The mission and ministry of Jesus will call them to give up everything, to benefit the kingdom of God.
Next Sunday at St. George’s, we are giving thanks and baptizing children! Often a baptism is an occasion for the parish to breathe a sigh of relief that there will be a new generation of church members, who will keep the church running after we’re done.
But, friends, we’re not intended to be the beneficiaries of a baptism. Instead, its a call to us as disciples: to share lavishly the love of God we experience - not in order to benefit us in the end; but to build up the kingdom of God. To participate in what Christ is doing as he continues his mission and ministry to the world.
We have three babies we’re baptizing, and none of them may grow up here. And a 6-year old girl who has been coming here all summer, and decided she wants to get baptized.
Whatever happens in their lives; wherever they end up worshipping; wherever their journey of faith takes them, we have this opportunity open our hands and our hearts and give them a gift - freely: their first moments as our sisters in Christ, filled with love and acceptance.
And in giving first with open hands, then we receive: wonder at the mission and ministry that Christ continues doing in the world, and the ways he opens our hearts through faith, and the incredible journey he walks with each and every one of us.
At this time of year when we might turn our attention to all that God is doing in our midst, and we count up all our blessings, God’s dream isn’t just to make our lives great - you know, wealthy and healthy.
It is, in fact, to invite us on a journey where everyone’s life is made better. Such that we open our hearts and our hands and pour ourselves out for the building up of the kingdom.
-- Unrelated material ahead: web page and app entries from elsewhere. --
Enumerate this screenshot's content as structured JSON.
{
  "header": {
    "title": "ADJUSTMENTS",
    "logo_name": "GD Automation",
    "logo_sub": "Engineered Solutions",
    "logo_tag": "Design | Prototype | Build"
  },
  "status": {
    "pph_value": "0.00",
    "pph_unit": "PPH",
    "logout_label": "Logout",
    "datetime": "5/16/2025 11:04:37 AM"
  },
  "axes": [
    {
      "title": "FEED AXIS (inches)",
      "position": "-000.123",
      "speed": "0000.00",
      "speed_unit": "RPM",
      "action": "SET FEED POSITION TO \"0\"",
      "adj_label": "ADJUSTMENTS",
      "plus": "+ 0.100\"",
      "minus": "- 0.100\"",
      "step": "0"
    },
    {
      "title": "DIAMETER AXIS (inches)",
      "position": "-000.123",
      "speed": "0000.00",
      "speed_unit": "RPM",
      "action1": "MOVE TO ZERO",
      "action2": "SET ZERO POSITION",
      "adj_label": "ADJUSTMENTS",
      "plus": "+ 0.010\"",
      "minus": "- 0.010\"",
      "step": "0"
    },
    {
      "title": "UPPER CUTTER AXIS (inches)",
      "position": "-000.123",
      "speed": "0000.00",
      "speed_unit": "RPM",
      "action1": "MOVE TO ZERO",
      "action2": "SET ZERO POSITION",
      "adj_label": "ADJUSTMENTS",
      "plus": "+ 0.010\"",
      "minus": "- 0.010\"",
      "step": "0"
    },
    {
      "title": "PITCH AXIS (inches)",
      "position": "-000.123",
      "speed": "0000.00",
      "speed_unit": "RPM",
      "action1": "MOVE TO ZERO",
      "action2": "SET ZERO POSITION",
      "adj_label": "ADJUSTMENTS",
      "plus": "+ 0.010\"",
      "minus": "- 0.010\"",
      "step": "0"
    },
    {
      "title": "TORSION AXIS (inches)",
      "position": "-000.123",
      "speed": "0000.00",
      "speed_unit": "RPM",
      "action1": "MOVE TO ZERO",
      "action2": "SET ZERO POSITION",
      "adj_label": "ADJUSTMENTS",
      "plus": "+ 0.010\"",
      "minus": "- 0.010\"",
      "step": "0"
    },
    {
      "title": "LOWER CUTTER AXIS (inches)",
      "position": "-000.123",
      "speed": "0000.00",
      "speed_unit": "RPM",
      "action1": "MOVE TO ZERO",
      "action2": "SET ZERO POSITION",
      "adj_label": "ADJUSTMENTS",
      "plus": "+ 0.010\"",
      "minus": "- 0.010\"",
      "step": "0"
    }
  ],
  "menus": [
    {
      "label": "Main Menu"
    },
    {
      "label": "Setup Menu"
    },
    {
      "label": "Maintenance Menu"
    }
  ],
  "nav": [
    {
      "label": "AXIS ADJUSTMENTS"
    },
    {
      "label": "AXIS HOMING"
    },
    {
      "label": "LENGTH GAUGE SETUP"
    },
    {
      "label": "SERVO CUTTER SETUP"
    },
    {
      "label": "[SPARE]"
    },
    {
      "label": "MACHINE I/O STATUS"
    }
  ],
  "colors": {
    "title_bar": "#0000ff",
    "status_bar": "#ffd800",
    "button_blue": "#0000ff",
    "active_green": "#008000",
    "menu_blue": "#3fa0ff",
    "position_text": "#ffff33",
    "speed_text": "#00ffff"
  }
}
So may we find our way to the path of true discipleship: to give with open hearts, and in giving, be blessed enough to receive, and find ourselves in the end, almost by accident, richly blessed.